Tuesday marked the 100th day of the truce between El Salvador's gangs which has dramatically dropped the homicide rate in the country.   The gangs spoke about the future of the truce yesterday reports the AP:

Leaders of El Salvador's Mara street gangs said Tuesday that they are ready to start negotiations with the government toward a permanent peace pact following the success of a three-month-old temporary truce that has lowered the Central American country's murder rate dramatically. 
The gang leaders said during a ceremony at the Izalco prison to celebrate the first 100 days of the truce that they want the government to offer job programs or some other sort of aid to gang members in exchange. 
"We want to reach a definitive cease fire, to end all the criminal acts of the gangs" said Mara 18 leader Oscar Armando Reyes. "But we have to reach agreements, because we have to survive. There was talk of job plans, but we haven't gotten any answers, and it is time for the government to listen to us." 
Reyes said the gangs weren't thinking of ending the temporary truce.
"We are issuing a call for us all to sit down and have a dialogue, to reach a definitive accord," he said. 
There was no immediate response from the government.

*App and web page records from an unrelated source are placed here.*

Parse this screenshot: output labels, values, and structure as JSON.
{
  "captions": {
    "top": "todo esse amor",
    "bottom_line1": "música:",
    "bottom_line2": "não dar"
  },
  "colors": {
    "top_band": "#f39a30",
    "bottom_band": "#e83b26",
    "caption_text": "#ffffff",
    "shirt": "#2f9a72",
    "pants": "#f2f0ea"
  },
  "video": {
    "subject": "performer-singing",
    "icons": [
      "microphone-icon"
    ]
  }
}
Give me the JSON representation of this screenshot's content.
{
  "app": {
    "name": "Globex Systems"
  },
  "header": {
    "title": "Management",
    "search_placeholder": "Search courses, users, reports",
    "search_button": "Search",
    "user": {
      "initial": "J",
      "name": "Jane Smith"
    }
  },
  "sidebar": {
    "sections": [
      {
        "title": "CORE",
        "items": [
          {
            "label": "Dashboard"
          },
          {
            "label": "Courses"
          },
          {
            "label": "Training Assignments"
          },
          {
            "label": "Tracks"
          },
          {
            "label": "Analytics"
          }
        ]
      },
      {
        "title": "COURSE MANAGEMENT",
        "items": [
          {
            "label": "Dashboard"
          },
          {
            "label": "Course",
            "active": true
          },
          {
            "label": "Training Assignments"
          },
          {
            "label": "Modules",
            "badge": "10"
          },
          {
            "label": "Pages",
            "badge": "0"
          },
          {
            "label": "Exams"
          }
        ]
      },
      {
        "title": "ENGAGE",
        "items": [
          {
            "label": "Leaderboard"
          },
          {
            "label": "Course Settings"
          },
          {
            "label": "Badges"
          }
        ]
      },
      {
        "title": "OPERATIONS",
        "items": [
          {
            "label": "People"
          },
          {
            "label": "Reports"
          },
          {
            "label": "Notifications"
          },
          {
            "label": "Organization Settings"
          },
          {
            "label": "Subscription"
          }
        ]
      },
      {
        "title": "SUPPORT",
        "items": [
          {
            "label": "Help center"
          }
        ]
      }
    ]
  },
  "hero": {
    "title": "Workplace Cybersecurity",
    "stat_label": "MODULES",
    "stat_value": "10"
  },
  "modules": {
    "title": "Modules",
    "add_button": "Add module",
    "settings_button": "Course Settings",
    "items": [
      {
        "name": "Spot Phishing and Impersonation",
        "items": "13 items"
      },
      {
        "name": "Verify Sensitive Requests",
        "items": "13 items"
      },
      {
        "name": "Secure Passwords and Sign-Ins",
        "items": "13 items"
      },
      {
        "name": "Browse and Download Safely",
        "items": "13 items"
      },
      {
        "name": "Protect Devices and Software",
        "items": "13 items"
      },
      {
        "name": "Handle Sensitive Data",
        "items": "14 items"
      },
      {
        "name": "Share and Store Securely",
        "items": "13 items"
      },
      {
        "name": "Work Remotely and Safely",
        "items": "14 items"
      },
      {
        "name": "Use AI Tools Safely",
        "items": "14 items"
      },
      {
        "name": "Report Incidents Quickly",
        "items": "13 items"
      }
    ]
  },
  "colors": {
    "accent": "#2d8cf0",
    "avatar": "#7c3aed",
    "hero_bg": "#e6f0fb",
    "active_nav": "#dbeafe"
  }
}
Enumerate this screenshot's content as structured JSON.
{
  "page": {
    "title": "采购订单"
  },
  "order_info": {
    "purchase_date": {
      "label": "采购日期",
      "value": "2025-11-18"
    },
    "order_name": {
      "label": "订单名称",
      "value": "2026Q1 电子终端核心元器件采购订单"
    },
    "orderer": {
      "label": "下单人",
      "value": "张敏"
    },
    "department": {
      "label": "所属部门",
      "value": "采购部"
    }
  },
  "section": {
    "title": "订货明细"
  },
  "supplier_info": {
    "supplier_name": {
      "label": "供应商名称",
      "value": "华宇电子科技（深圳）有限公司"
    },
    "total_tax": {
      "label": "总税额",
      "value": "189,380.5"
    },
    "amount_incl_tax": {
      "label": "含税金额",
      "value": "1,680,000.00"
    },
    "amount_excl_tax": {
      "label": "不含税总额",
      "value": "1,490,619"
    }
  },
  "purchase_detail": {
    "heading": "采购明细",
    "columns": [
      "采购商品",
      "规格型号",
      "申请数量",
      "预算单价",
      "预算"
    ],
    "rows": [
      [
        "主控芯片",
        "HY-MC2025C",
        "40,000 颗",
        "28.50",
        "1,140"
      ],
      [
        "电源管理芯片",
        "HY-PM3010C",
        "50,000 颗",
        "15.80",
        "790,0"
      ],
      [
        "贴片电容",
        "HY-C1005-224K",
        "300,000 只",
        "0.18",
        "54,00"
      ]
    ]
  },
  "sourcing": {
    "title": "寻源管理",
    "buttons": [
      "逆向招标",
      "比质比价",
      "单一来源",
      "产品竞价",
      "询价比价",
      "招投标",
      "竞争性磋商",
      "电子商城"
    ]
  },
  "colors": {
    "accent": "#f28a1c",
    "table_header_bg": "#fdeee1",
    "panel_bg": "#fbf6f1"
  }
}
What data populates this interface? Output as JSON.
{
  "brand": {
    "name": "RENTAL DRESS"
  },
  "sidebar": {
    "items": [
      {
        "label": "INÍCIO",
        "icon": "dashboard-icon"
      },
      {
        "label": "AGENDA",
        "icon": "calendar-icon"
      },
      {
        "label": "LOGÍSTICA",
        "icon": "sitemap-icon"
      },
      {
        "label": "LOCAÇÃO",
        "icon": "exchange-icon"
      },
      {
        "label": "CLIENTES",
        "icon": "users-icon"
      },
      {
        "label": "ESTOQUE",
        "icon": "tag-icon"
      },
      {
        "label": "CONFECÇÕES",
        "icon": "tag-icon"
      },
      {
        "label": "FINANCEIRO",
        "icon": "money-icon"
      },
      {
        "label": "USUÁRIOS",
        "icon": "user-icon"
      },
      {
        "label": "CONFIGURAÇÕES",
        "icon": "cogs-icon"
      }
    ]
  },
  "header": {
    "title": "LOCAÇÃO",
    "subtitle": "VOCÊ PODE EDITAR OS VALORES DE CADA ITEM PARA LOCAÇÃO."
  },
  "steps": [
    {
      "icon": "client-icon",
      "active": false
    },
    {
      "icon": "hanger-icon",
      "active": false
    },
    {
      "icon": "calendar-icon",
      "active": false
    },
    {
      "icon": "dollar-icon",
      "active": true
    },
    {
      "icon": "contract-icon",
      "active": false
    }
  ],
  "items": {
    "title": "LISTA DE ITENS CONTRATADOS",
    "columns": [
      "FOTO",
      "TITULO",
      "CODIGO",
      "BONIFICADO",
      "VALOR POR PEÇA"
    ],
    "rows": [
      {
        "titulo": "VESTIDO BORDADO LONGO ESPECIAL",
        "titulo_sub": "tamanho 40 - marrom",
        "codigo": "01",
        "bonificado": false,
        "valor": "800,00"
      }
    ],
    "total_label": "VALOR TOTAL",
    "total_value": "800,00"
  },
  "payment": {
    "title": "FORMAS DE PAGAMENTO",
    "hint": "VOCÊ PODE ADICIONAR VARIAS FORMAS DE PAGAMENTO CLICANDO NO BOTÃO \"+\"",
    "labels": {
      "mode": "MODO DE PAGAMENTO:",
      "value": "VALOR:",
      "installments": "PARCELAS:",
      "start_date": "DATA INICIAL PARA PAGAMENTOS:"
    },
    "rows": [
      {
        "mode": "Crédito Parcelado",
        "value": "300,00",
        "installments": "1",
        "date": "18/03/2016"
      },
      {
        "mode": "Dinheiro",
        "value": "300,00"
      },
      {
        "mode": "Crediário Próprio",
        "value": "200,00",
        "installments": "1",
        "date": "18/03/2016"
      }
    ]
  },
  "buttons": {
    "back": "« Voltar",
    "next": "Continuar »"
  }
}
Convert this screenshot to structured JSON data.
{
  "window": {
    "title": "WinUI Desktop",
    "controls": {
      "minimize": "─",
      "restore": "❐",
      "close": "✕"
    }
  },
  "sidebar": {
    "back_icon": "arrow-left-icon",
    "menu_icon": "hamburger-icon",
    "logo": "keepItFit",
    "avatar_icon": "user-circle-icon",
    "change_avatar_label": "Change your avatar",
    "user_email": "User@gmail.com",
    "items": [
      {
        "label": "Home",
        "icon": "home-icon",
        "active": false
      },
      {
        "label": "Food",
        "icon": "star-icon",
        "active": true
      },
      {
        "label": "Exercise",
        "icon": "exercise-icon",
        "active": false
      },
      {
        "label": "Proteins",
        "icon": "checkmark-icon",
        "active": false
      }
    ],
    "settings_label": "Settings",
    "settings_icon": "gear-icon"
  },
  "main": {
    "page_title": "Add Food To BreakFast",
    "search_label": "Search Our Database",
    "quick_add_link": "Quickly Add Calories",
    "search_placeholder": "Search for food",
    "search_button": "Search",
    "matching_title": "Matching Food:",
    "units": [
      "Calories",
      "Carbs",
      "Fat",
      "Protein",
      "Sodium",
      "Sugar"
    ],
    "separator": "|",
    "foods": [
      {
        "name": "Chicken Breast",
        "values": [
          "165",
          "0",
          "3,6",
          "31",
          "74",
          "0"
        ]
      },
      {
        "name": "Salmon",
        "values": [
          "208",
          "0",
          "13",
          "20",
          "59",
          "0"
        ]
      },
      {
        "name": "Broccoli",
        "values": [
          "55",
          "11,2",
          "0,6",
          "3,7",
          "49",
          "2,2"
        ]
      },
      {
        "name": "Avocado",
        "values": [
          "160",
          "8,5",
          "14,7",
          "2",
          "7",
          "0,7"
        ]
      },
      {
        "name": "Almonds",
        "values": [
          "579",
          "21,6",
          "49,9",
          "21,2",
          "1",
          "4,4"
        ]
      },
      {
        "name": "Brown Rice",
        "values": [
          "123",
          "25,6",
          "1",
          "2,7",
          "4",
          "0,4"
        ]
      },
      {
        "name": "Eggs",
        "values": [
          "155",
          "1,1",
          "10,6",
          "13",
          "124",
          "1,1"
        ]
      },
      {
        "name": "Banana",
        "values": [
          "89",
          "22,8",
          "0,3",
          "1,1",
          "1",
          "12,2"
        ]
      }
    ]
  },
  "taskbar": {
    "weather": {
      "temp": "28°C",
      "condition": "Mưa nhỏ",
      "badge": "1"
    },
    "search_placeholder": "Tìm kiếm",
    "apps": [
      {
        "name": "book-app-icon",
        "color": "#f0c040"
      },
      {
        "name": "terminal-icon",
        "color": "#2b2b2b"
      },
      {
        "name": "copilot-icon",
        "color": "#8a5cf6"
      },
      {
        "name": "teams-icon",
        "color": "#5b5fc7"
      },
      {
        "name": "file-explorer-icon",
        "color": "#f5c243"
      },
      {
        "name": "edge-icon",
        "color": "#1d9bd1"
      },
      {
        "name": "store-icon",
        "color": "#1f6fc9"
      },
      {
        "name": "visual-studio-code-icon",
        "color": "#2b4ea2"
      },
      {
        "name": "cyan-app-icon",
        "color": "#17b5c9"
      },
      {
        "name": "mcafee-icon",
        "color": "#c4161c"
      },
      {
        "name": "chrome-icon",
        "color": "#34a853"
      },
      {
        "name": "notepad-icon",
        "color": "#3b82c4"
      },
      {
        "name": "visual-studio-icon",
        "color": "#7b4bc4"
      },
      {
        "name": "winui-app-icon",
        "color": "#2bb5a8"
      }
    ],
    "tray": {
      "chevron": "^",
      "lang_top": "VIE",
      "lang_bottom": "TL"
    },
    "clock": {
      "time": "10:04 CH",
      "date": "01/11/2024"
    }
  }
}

While the homicide rate has dropped from around 14 a day at the beginning of the year to approximately 5 per day under the truce, levels of other crime seem to have dropped little if at all.   There are also reports that the number of missing persons is increasing, suggesting that some of the drop in the homicide rate is simply that the bodies are not being found.   Yet even with those caveats, there seems to be little doubt that the gang truce has momentarily improved the security situation in El Salvador.   The government and all sectors of society should take every measure possible to try to make those improvements permanent and to enhance a culture of peace.